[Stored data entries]
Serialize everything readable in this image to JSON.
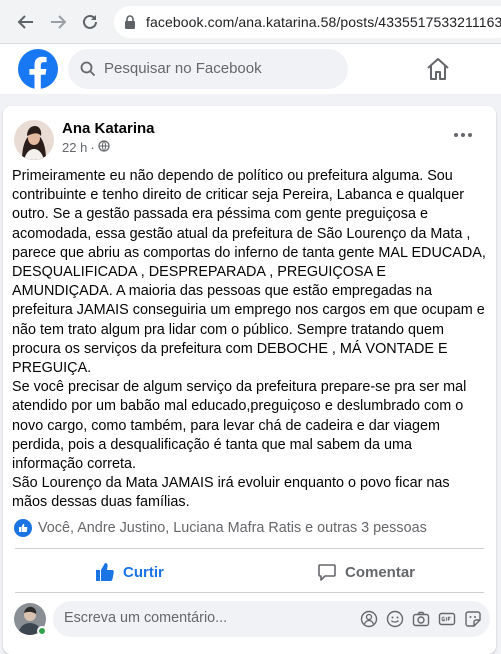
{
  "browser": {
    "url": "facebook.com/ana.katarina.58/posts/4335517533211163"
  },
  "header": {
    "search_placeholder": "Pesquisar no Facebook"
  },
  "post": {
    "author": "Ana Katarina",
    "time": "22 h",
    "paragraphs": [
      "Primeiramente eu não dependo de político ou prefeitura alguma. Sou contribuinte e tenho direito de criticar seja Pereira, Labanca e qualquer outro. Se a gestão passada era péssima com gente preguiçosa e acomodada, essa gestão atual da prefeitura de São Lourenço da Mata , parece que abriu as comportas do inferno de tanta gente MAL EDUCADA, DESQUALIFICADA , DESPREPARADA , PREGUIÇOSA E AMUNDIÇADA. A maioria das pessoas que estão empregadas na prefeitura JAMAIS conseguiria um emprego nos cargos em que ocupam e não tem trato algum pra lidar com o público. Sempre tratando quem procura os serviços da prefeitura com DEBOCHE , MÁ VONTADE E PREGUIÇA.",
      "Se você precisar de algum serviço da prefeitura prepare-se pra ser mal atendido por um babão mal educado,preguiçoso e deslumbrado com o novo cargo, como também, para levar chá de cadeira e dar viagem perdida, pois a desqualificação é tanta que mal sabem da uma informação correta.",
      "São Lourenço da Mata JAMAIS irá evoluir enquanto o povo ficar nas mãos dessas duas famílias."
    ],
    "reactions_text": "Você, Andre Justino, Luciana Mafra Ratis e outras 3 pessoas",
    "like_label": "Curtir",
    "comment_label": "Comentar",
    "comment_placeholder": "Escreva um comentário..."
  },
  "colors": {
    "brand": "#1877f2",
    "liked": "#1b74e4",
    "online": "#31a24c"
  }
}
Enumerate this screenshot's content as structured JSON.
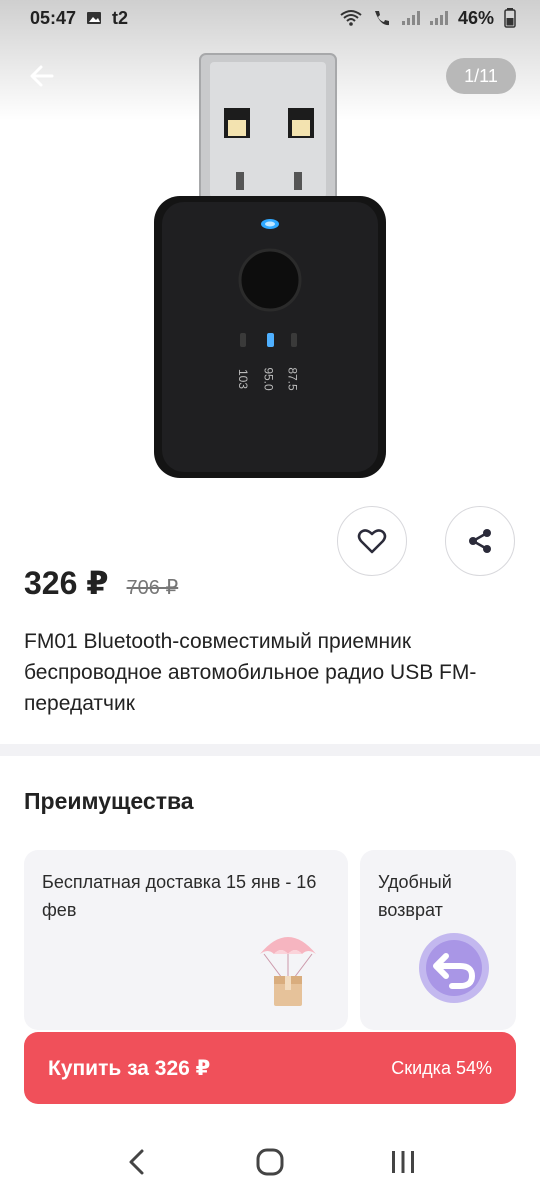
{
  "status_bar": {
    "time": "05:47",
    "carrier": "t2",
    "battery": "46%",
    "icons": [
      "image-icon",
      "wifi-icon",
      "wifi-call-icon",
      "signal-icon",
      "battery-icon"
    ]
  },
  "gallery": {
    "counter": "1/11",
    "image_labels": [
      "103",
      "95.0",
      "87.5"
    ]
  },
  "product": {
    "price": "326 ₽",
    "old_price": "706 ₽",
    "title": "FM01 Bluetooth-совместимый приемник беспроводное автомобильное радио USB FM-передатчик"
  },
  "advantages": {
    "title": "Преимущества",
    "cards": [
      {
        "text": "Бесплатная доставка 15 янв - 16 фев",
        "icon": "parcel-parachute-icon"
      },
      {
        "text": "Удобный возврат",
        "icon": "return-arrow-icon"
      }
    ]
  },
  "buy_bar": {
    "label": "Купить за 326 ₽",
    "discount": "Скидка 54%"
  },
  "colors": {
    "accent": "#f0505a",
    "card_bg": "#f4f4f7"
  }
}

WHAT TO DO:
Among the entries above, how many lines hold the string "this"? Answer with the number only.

EXPECTED ANSWER:
2